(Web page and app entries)
-*-*-
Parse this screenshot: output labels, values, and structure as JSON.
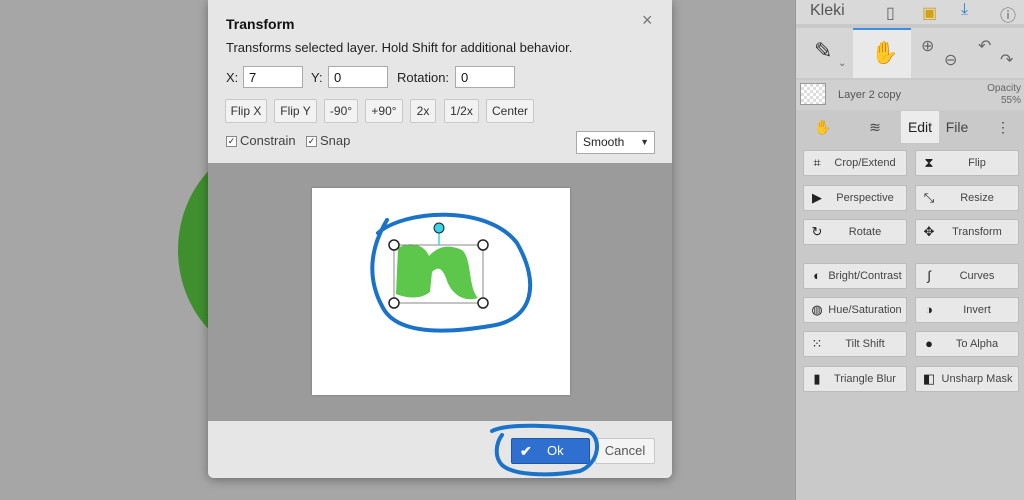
{
  "dialog": {
    "title": "Transform",
    "close_glyph": "×",
    "description": "Transforms selected layer. Hold Shift for additional behavior.",
    "x_label": "X:",
    "x_value": "7",
    "y_label": "Y:",
    "y_value": "0",
    "rotation_label": "Rotation:",
    "rotation_value": "0",
    "buttons": [
      "Flip X",
      "Flip Y",
      "-90°",
      "+90°",
      "2x",
      "1/2x",
      "Center"
    ],
    "constrain_label": "Constrain",
    "snap_label": "Snap",
    "check_glyph": "✓",
    "interpolation": "Smooth",
    "select_arrow": "▼",
    "ok_label": "Ok",
    "ok_icon": "✔",
    "cancel_label": "Cancel"
  },
  "sidebar": {
    "app_name": "Kleki",
    "layer_name": "Layer 2 copy",
    "opacity_label": "Opacity",
    "opacity_value": "55%",
    "tab_edit": "Edit",
    "tab_file": "File",
    "filters": [
      {
        "label": "Crop/Extend",
        "icon": "crop-icon",
        "glyph": "⌗"
      },
      {
        "label": "Flip",
        "icon": "flip-icon",
        "glyph": "⧗"
      },
      {
        "label": "Perspective",
        "icon": "perspective-icon",
        "glyph": "▶"
      },
      {
        "label": "Resize",
        "icon": "resize-icon",
        "glyph": "⤡"
      },
      {
        "label": "Rotate",
        "icon": "rotate-icon",
        "glyph": "↻"
      },
      {
        "label": "Transform",
        "icon": "transform-icon",
        "glyph": "✥"
      },
      {
        "label": "Bright/Contrast",
        "icon": "brightness-icon",
        "glyph": "◐"
      },
      {
        "label": "Curves",
        "icon": "curves-icon",
        "glyph": "∫"
      },
      {
        "label": "Hue/Saturation",
        "icon": "hue-icon",
        "glyph": "◍"
      },
      {
        "label": "Invert",
        "icon": "invert-icon",
        "glyph": "◑"
      },
      {
        "label": "Tilt Shift",
        "icon": "tilt-shift-icon",
        "glyph": "⁙"
      },
      {
        "label": "To Alpha",
        "icon": "to-alpha-icon",
        "glyph": "●"
      },
      {
        "label": "Triangle Blur",
        "icon": "triangle-blur-icon",
        "glyph": "▮"
      },
      {
        "label": "Unsharp Mask",
        "icon": "unsharp-mask-icon",
        "glyph": "◧"
      }
    ]
  },
  "colors": {
    "accent": "#2f6fd0",
    "annotation": "#1a73c9",
    "shape": "#5cc74a",
    "handle": "#39d5e6"
  }
}
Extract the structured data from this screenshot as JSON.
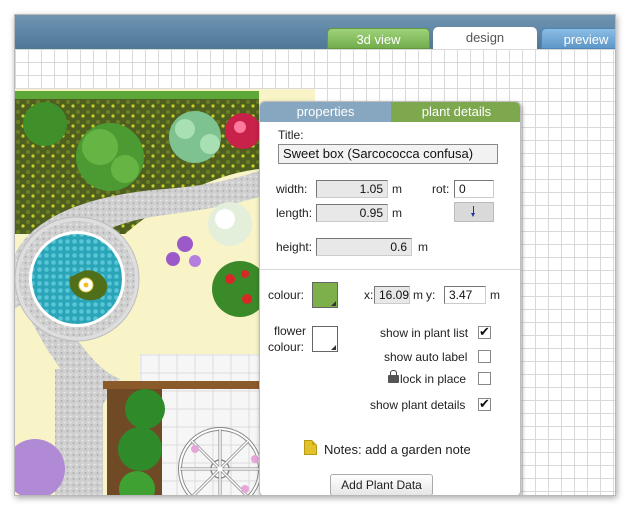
{
  "tabs": {
    "view3d": "3d view",
    "design": "design",
    "preview": "preview"
  },
  "dialog": {
    "tab_properties": "properties",
    "tab_plant_details": "plant details",
    "title_label": "Title:",
    "title_value": "Sweet box (Sarcococca confusa)",
    "width_label": "width:",
    "width_value": "1.05",
    "length_label": "length:",
    "length_value": "0.95",
    "height_label": "height:",
    "height_value": "0.6",
    "unit_m": "m",
    "rot_label": "rot:",
    "rot_value": "0",
    "colour_label": "colour:",
    "colour_value": "#7db04a",
    "flower_colour_label_1": "flower",
    "flower_colour_label_2": "colour:",
    "flower_colour_value": "#ffffff",
    "x_label": "x:",
    "x_value": "16.09",
    "y_label": "y:",
    "y_value": "3.47",
    "show_in_plant_list": {
      "label": "show in plant list",
      "checked": true
    },
    "show_auto_label": {
      "label": "show auto label",
      "checked": false
    },
    "lock_in_place": {
      "label": "lock in place",
      "checked": false
    },
    "show_plant_details": {
      "label": "show plant details",
      "checked": true
    },
    "check_mark": "✔",
    "notes_text": "Notes: add a garden note",
    "add_plant_data": "Add Plant Data"
  },
  "colors": {
    "header": "#5a82a2",
    "tab_3d": "#7db04a",
    "tab_preview": "#6aa4d4",
    "plant_tab": "#7da84d",
    "properties_tab": "#86a7bf"
  },
  "icons": [
    "lock-icon",
    "note-icon",
    "rotation-dial-icon",
    "color-dropdown-icon"
  ]
}
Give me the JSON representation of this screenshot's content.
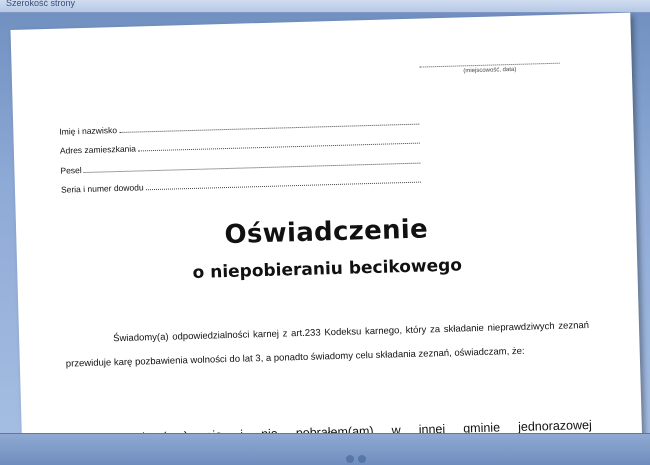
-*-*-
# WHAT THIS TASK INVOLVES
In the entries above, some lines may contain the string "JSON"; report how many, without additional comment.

# PROBLEM SOLUTION
3